I have read several times about the 46 or so billion dollars Nigeria has saved in foreign reserve. Well, what good is all that money if it is piled up in some Swiss banks and across Europe when lack of basic necessities to foster economic growth remains endemic in the country? Steady electricity for everyone including those potential factories would be a good beginning. Water, good roads, and other essential amenities would surely be helpful.
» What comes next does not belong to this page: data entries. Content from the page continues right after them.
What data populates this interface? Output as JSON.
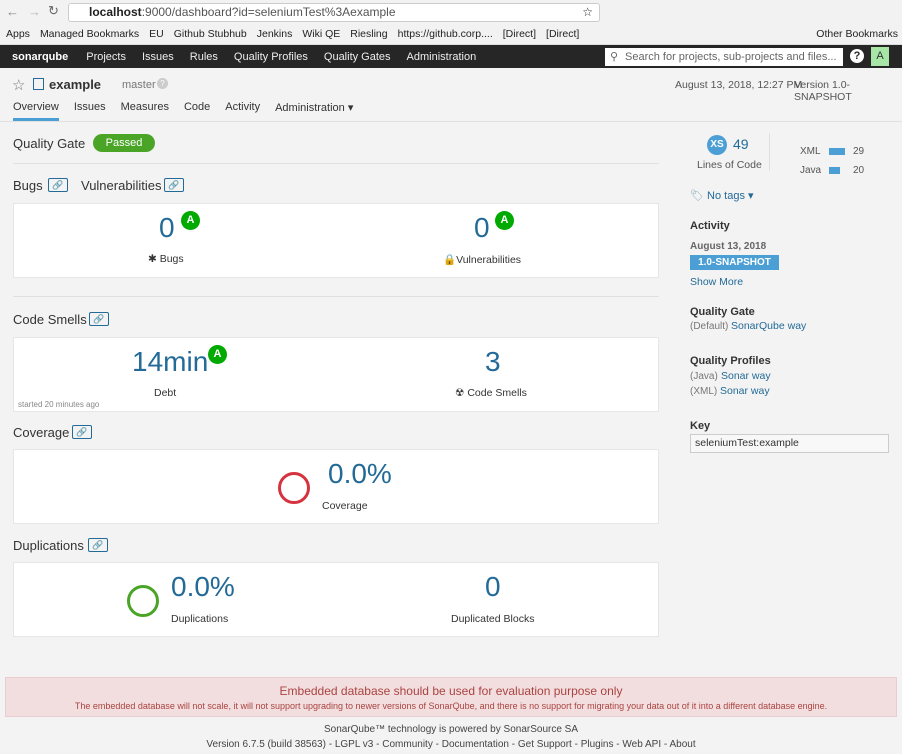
{
  "browser": {
    "url_host": "localhost",
    "url_rest": ":9000/dashboard?id=seleniumTest%3Aexample",
    "bookmarks": [
      "Apps",
      "Managed Bookmarks",
      "EU",
      "Github Stubhub",
      "Jenkins",
      "Wiki QE",
      "Riesling",
      "https://github.corp....",
      "[Direct]",
      "[Direct]"
    ],
    "other_bookmarks": "Other Bookmarks"
  },
  "nav": {
    "logo": "sonarqube",
    "items": [
      "Projects",
      "Issues",
      "Rules",
      "Quality Profiles",
      "Quality Gates",
      "Administration"
    ],
    "search_placeholder": "Search for projects, sub-projects and files...",
    "help": "?",
    "avatar": "A"
  },
  "project": {
    "name": "example",
    "branch": "master",
    "date": "August 13, 2018, 12:27 PM",
    "version": "Version 1.0-SNAPSHOT",
    "tabs": [
      "Overview",
      "Issues",
      "Measures",
      "Code",
      "Activity",
      "Administration ▾"
    ]
  },
  "quality_gate": {
    "label": "Quality Gate",
    "status": "Passed",
    "color": "#4aa527"
  },
  "bugs": {
    "title1": "Bugs",
    "title2": "Vulnerabilities",
    "bugs": "0",
    "bugs_label": "Bugs",
    "bugs_rating": "A",
    "vulns": "0",
    "vulns_label": "Vulnerabilities",
    "vulns_rating": "A"
  },
  "smells": {
    "title": "Code Smells",
    "debt": "14min",
    "debt_label": "Debt",
    "debt_rating": "A",
    "count": "3",
    "count_label": "Code Smells",
    "started": "started 20 minutes ago"
  },
  "coverage": {
    "title": "Coverage",
    "value": "0.0%",
    "label": "Coverage"
  },
  "duplications": {
    "title": "Duplications",
    "value": "0.0%",
    "label": "Duplications",
    "blocks": "0",
    "blocks_label": "Duplicated Blocks"
  },
  "sidebar": {
    "size": "XS",
    "loc": "49",
    "loc_label": "Lines of Code",
    "languages": [
      {
        "name": "XML",
        "value": 29
      },
      {
        "name": "Java",
        "value": 20
      }
    ],
    "tags": "No tags ▾",
    "activity_title": "Activity",
    "activity_date": "August 13, 2018",
    "activity_version": "1.0-SNAPSHOT",
    "show_more": "Show More",
    "qg_title": "Quality Gate",
    "qg_default": "(Default)",
    "qg_name": "SonarQube way",
    "qp_title": "Quality Profiles",
    "qp": [
      {
        "lang": "(Java)",
        "name": "Sonar way"
      },
      {
        "lang": "(XML)",
        "name": "Sonar way"
      }
    ],
    "key_title": "Key",
    "key": "seleniumTest:example"
  },
  "warning": {
    "title": "Embedded database should be used for evaluation purpose only",
    "text": "The embedded database will not scale, it will not support upgrading to newer versions of SonarQube, and there is no support for migrating your data out of it into a different database engine."
  },
  "footer": {
    "powered": "SonarQube™ technology is powered by ",
    "company": "SonarSource SA",
    "version": "Version 6.7.5 (build 38563) - ",
    "links": [
      "LGPL v3",
      "Community",
      "Documentation",
      "Get Support",
      "Plugins",
      "Web API",
      "About"
    ]
  }
}
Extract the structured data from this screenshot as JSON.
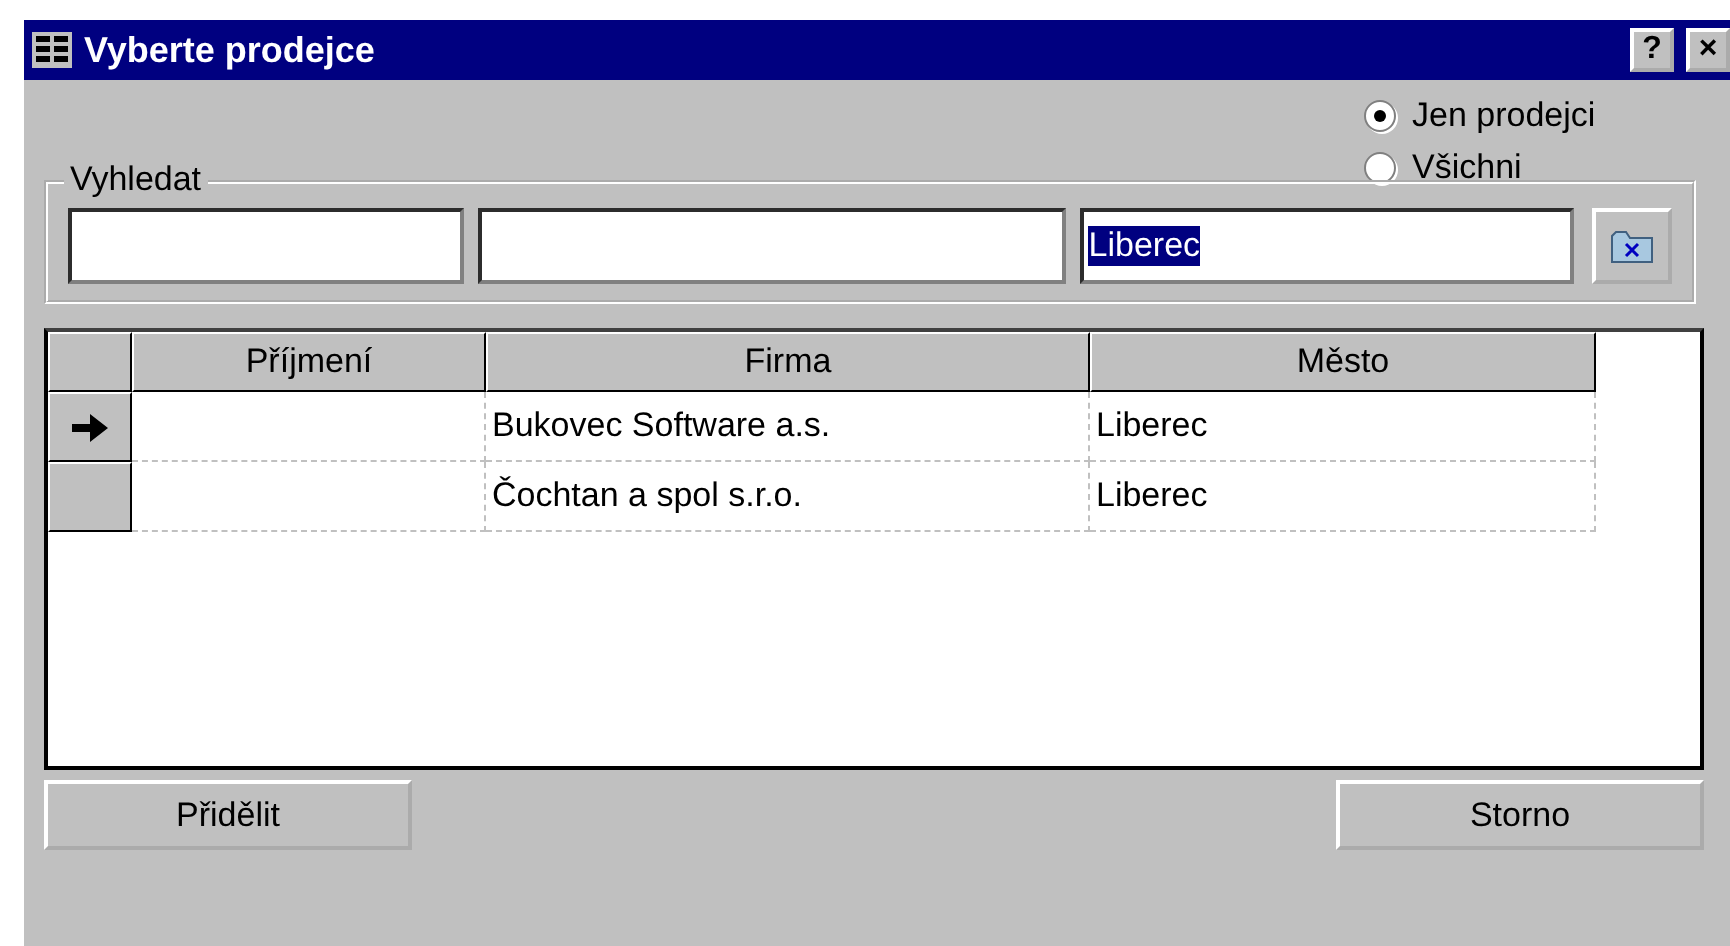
{
  "window": {
    "title": "Vyberte prodejce",
    "help_button": "?",
    "close_button": "×"
  },
  "filter_options": [
    {
      "label": "Jen prodejci",
      "selected": true
    },
    {
      "label": "Všichni",
      "selected": false
    }
  ],
  "search": {
    "label": "Vyhledat",
    "fields": [
      {
        "kind": "text"
      },
      {
        "kind": "text"
      },
      {
        "kind": "text",
        "value": "Liberec",
        "selected_text": true
      }
    ]
  },
  "table": {
    "columns": [
      "Příjmení",
      "Firma",
      "Město"
    ],
    "rows": [
      {
        "cells": [
          "",
          "Bukovec Software a.s.",
          "Liberec"
        ],
        "selected": true
      },
      {
        "cells": [
          "",
          "Čochtan a spol s.r.o.",
          "Liberec"
        ],
        "selected": false
      }
    ]
  },
  "buttons": [
    "Přidělit",
    "Storno"
  ]
}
In closing I put forward one simple suggestion. Many of those great Nigerian industrialists have since died, often without realizing their worthwhile dreams, and in many cases financially broke in the end. But their children and countless others are still here and capable I might add. There are still hundreds, perhaps thousands of such factories today in Aba, Onitsha, and Lagos struggling to survive. $20 billion of that money in reserve could make all the difference in the form of a down payment for a bright economic future for Nigeria. Instead we keep deceiving ourselves with bogus Vision 2000, Vision 2010, and now Vision 2020, 20. There are many people in this government that know what to do; they just don't have the courage or the balls to suggest the right solution.
All our government need to do, is to put together a well-structured program that would seek out and empower these thousands of small scale industries where ever they are in the country, encouraging them to thrive in the manufacturing of cheap, simple items that are no longer cost effective to make in the developed world. The opportunities are still boundless, and I'm sure that if they succeed, in time, they will spread like wildfire across the rest of the nation. For a very long time, we've looked towards the on and offshore oil fields for our economic salvation, others have looked towards Abuja. So far we have failed. Perhaps it is time once again that we look closely at that ridiculed "Made in Nigeria" tag, for I am certain that should there be any salvation for us as a nation, it will surely come over a long period of time through the efforts of those small scale manufacturers scattered across Nigeria's heartland. China is being laughed at today for the inferior state of their goods, while they laugh out loud to the bank and look forward to surpassing the United States as the biggest economy in the world in about 7 years. I can only wish that one day, we as a nation will rise to that level to be worthy of being laughed at by the world because of our "Made in Nigeria" products.